Another potential legal minefield: Making value-added products such as jam from another farm’s berries. Farmers often buy fruit for such products from other farmers when their own harvest is short. That’s fine as long as your own produce makes up at least half of the product, but farmers can run afoul of immigration policies if it’s unclear who owns the berries. In other words, if your farm buys berries without a signed contract, and you hire immigrant workers to turn them into jam, the Labor Department may decide your employees are really working for the farmer who grew the berries. In that case, the department would investigate whether the farm that sold the berries was complying with all state and federal regulations too.

The rule of thumb is that workers in a processing facility work for whoever owns the processing facility, and workers in the field work for whoever owns the field.
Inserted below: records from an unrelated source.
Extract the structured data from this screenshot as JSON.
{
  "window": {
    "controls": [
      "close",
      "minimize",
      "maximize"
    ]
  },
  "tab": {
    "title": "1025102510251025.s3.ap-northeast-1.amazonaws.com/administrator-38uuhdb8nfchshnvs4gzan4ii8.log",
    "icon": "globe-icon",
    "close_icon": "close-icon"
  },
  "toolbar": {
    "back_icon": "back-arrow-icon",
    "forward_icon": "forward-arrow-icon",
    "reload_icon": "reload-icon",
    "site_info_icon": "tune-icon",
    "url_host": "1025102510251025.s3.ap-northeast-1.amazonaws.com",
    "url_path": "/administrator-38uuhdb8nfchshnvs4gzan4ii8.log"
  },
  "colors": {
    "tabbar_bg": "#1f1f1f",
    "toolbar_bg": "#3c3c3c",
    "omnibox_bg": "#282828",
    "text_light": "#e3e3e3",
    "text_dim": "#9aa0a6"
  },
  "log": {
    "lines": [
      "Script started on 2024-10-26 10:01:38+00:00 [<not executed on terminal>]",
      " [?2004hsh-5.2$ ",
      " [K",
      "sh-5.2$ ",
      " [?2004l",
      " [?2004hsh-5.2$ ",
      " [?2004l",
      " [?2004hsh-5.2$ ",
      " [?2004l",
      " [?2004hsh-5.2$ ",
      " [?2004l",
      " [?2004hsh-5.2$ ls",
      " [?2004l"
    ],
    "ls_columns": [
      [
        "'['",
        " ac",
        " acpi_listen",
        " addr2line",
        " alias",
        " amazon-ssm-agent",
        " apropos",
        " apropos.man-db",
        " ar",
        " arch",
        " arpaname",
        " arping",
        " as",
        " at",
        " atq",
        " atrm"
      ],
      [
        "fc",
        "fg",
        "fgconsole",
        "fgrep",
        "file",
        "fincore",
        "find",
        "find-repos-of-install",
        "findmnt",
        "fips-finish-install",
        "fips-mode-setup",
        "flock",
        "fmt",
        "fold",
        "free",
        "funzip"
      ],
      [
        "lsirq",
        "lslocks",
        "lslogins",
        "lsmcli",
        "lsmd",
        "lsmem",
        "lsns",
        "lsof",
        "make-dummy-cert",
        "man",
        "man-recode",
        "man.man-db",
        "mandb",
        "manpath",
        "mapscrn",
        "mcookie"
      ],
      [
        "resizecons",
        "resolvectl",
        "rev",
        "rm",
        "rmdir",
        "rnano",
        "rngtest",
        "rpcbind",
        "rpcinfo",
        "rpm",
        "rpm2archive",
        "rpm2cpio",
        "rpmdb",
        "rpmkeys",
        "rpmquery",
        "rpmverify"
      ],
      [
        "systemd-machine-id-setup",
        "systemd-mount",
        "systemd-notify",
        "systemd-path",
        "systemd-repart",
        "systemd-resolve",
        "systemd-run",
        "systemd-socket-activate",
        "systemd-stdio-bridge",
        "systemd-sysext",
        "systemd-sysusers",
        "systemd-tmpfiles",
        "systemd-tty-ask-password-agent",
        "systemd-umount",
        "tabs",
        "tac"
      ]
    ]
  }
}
The best way to protect yourself, Young said, is to sign any contracts to buy another farmer’s produce before you begin the H-2A process.

After you’ve been approved for the foreign workers, you need to make sure they’re not taking jobs from locals. The H-2A program is meant to provides a legal avenue for foreign labor when there’s a documented shortage of domestic workers. You’ll have to give locals a shot at the jobs first, but it’s not as easy as posting a link on Craigslist, said Julie Kramer, program manager at the Maine JobLink Program under the state labor department.

First you must register with your state labor board; after they make sure your operation is legitimate, you can submit specific work orders to the seasonal work website, Kramer said. Then they’ll strip out the identifying details and post the job orders to the website. If a qualified American applies for the job, you must hire them before you can hire an immigrant worker. To ensure locals have a fair chance, employers must leave the job listing up for at least the first half of the work period.

After your workers arrive, make sure to record the hours they actually work (as opposed to the hours offered in the work order). Payroll can be a bit tricky, since immigrant labor requires different documentation than U.S. workers, but there are experienced companies you can hire to take care of payroll.

In general, Young advised interested farmers to talk to other people who use the H-2A program and see who they trust as a resource in the state workforce agency. Probably half of what happens in the program comes from government interpretation rather than being spelled out in the regulations, so it’s important to find someone experienced with the process.

Young acknowledged that the whole process of hiring H-2A employees might sound like too much trouble to the uninitiated, but said it’s worth it for many farmers: “I don’t want to scare you away from H-2A, because if you know any H-2A employers, it does work. It’s kept a lot of people in business, and they wouldn’t do without it.”